With a little bit of rain, firefighters say they were able to boost containment around the Waldo Canyon fire to 55 percent Saturday.

“The conditions aren’t exactly what I call favorable, but they’re better than they have been on other days and, you know, we don’t get to change the weather, we just have to deal with what it gives us,” Incident Commander Rich Harvey said.

At the morning press conference, Harvey had predicted that Saturday would pose increased difficulty for firefighters with hot temperatures, dry air and potential thunderstorms.

“We continue to stay focused on where the fire has potential,” Harvey said.

The containment lines Harvey explained Saturday stretch most of the way down the length of Highway 24. Additional containment lines are along Adobe Heights, parts of the area near the Mountain Shadows neighborhood and between Rampart Range Road and Rampart Reservoir.

Harvey added that firefighters are working very hard near Monument Creek. He described the area as rough terrain that took a lot of work to reach. Aircraft are also working in that area.

There was relatively little perimeter growth of the Waldo Canyon fire Saturday and Sunday. The estimated size is now 17,827 acres.

That good news was accompanied Saturday with the announcement that the evacuation of the City of Woodland Park is being lifted. The El Paso County Sheriff also announced he was hopeful that residents of Crystola, Green Mountain Falls and Cacade will be allowed to return sometime Sunday afternoon. That would require at least partial opening of Highway 24.

Within the growing fire lines, there were two so-called “green islands” of unburned fuels to the west of the Air Force Academy. Fire commanders say both caught fire late Saturday afternoon, but are not a high priority. They are each at least a mile from the edges of the fire.

Harvey says winds are going to want to push fire toward north and east.
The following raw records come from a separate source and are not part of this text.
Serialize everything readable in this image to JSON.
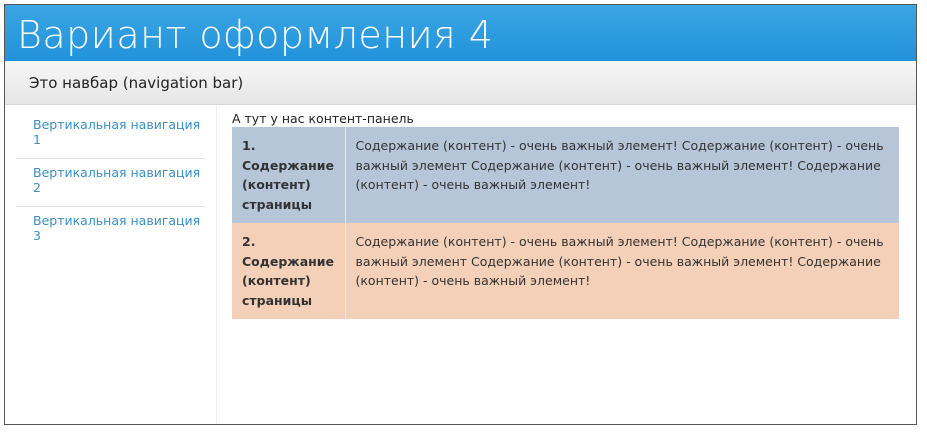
{
  "header": {
    "title": "Вариант оформления 4"
  },
  "navbar": {
    "text": "Это навбар (navigation bar)"
  },
  "sidebar": {
    "items": [
      {
        "label": "Вертикальная навигация 1"
      },
      {
        "label": "Вертикальная навигация 2"
      },
      {
        "label": "Вертикальная навигация 3"
      }
    ]
  },
  "content": {
    "label": "А тут у нас контент-панель",
    "rows": [
      {
        "title": "1. Содержание (контент) страницы",
        "text": "Содержание (контент) - очень важный элемент! Содержание (контент) - очень важный элемент Содержание (контент) - очень важный элемент! Содержание (контент) - очень важный элемент!",
        "color": "#b6c6d8"
      },
      {
        "title": "2. Содержание (контент) страницы",
        "text": "Содержание (контент) - очень важный элемент! Содержание (контент) - очень важный элемент Содержание (контент) - очень важный элемент! Содержание (контент) - очень важный элемент!",
        "color": "#f4d0b8"
      }
    ]
  },
  "colors": {
    "header": "#2a9ade",
    "link": "#3a8fc4"
  }
}
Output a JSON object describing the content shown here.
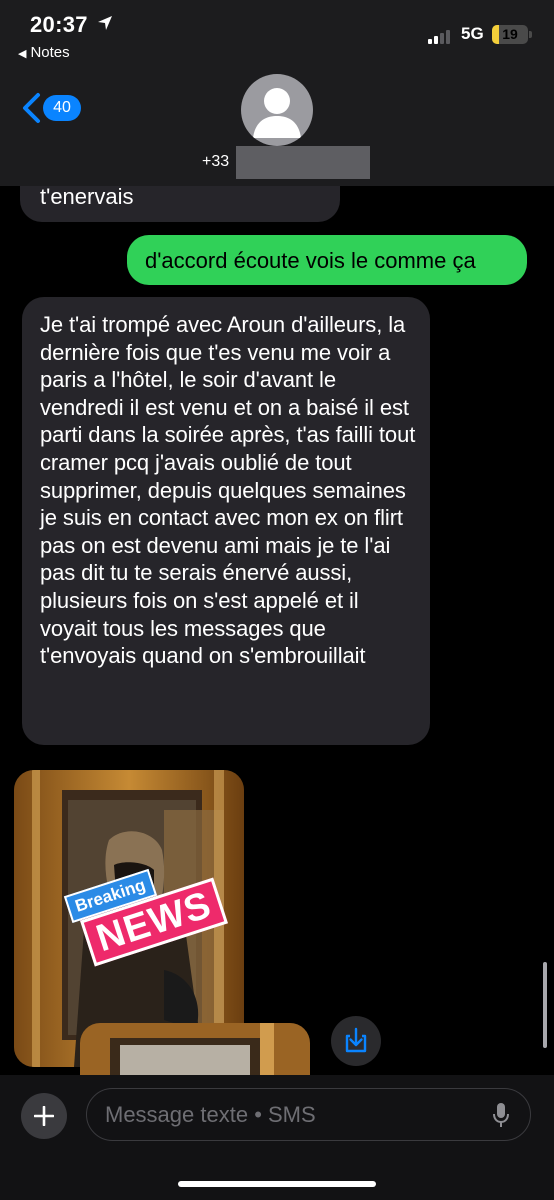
{
  "status_bar": {
    "time": "20:37",
    "back_app": "Notes",
    "network": "5G",
    "battery_level": "19",
    "battery_color": "#f4cf3a"
  },
  "header": {
    "back_count": "40",
    "contact_number": "+33"
  },
  "messages": [
    {
      "direction": "incoming",
      "text": "t'enervais"
    },
    {
      "direction": "outgoing",
      "text": "d'accord écoute vois le comme ça"
    },
    {
      "direction": "incoming",
      "text": "Je t'ai trompé avec Aroun d'ailleurs, la dernière fois que t'es venu me voir a paris a l'hôtel, le soir d'avant le vendredi il est venu et on a baisé il est parti dans la soirée après, t'as failli tout cramer pcq j'avais oublié de tout supprimer, depuis quelques semaines je suis en contact avec mon ex on flirt pas on est devenu ami mais je te l'ai pas dit tu te serais énervé aussi, plusieurs fois on s'est appelé et il voyait tous les messages que t'envoyais quand on s'embrouillait"
    }
  ],
  "sticker": {
    "line1": "Breaking",
    "line2": "NEWS"
  },
  "composer": {
    "placeholder": "Message texte • SMS"
  },
  "colors": {
    "outgoing_bubble": "#30d158",
    "incoming_bubble": "#26252a",
    "accent": "#0a84ff"
  }
}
That puts Peregrine upwind and is a major focus of firefighter’s attention. “We still remain worried on the so-called upwind side,” Harvey said.